Nothing but zeros
Hampton named MVP after tossing 16 scoreless innings
Updated: Wednesday January 24, 2001 8:36 PM
Hampton was imported from Houston to head the Mets' pitching staff and accepted the role with zest. He started the season's opener. He started the opener of the division playoffs. And he started the opener of the National League Championship Series.
And on Monday night, he pitched the Mets into the World Series, beating St. Louis for the second time. Hampton shut out the Cardinals for seven innings, allowing six hits in the opener and then came back in Game 5 with the same kind of performance. He allowed three singles, walked one and struck out eight to earn the series MVP award.
Before Game 5, Hampton said he was set to pitch the game of his life, and that's what he did.
"I really didn't see that as bold," he said, wiping champagne off his face. "I don't say things unless I feel them.
"I want to come out and pitch the big game. I want the team behind me to have an easy time."
That's how it worked against St. Louis. Hampton was never in trouble and got comfortable early, staked to a quick three-run lead in the first inning.
"That settled me down," he said. "My emotions were running high. I was really pumped up for this."
It was that kind of competitive edge that convinced the Mets to give up two prize prospects to get Hampton, trading outfielder Roger Cedeno and pitcher Octavio Dotel to the Astros for the left-hander and outfielder Derek Bell. Hampton was the main man in the trade, coming off a 22-4 season when he was runnerup for the Cy Young Award.

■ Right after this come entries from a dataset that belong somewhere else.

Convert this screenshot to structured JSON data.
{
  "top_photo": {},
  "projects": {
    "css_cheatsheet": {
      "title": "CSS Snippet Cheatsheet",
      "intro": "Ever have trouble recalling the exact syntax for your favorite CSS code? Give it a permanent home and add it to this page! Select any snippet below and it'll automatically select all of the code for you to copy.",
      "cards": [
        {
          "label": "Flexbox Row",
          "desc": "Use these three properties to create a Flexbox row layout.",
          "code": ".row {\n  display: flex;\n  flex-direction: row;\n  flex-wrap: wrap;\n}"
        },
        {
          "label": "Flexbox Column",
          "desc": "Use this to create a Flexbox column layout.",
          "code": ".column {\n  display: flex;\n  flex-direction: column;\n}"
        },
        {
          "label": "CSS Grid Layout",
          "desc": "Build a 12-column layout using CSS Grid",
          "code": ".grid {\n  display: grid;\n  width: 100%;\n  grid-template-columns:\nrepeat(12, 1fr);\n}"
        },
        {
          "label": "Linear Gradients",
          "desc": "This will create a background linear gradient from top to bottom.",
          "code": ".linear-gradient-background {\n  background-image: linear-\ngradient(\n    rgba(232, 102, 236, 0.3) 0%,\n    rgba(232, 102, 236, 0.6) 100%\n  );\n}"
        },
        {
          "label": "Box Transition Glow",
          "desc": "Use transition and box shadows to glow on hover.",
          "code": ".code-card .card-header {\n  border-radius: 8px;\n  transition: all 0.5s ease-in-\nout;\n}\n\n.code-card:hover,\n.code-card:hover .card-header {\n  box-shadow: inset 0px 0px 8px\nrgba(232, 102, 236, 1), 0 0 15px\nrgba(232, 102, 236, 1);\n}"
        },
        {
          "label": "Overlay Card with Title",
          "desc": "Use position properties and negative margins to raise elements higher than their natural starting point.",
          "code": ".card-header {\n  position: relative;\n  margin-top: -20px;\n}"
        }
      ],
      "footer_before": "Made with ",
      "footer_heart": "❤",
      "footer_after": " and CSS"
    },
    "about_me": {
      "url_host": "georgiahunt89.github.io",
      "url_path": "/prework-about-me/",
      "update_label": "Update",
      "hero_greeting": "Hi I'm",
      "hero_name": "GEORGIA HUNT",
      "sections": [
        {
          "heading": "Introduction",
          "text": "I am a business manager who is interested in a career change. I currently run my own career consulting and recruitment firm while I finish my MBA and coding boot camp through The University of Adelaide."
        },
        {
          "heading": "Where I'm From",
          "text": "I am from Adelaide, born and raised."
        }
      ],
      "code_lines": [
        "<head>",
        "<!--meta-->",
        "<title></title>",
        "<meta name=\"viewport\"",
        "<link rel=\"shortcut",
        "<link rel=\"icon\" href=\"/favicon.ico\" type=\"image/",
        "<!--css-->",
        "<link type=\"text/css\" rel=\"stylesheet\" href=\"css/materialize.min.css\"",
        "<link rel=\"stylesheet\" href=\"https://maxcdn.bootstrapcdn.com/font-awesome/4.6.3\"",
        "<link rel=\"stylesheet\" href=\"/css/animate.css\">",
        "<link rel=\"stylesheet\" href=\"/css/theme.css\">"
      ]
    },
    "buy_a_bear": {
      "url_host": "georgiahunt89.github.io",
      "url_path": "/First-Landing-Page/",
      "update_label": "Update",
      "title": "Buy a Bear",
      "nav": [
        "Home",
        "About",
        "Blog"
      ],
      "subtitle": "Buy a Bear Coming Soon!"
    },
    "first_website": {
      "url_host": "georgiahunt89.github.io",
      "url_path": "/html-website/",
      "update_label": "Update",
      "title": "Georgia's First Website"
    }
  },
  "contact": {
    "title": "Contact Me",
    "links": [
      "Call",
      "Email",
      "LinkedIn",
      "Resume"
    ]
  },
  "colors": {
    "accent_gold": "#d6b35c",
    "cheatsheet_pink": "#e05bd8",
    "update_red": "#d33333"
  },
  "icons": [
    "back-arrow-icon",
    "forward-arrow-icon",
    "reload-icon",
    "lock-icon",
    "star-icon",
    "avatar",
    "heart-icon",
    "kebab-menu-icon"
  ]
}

There was a gamble involved because Hampton is unsigned after this season and could explore the free agent market. But the Mets were willing to take the risk after doing the same thing with catcher Mike Piazza two years ago.
Like Piazza, Hampton struggled at the start with New York. He walked nine batters opening day against Chicago in a game played in Japan. One month into the season, he was 2-4 and looking like anything but an ace.
The lefty does not handle failure very well. He is an intense competitor who punched out a water cooler in Colorado and was so enraged over a bad start in San Francisco that he walked from the ballpark back to the team hotel, about a mile, clearing his mind.
"I got back to basics," he said. "I had to trust my stuff and not try to do too much. I was pitching to impress people that those 22 wins were not a fluke. Once I got over that, I started to pitch my game."
Hampton's season turned around after that.
His approach changed, but not his attitude, and not his intensity.
"Second place is first loser," he said. "That's how I was brought up. My father played ball, played to win, played hard until the last out. That's how I was taught.
"I expect a lot of myself."
Hampton recovered from the rocky start to go 15-10 with a 3.14 ERA that was fourth best in the National League. He flourished at Shea Stadium, posting an 11-4 record and 2.05 ERA.
He threw three complete games and allowed just 10 home runs, lowest among Mets starters. In his last seven starts, he had a 2.36 ERA as the Mets closed in on the National League wild-card playoff berth.
As the Mets poured champagne on each other, Hampton glowed.
Was this moment the payoff, the reason he came to New York?
"I'm close," he said. "The way I see it, we still have four to win to fulfill that fantasy. We're content, but we're still four away."
That road starts Saturday in Game 1 of the World Series. Hampton expects to start.
The Associated Press contributed to this report.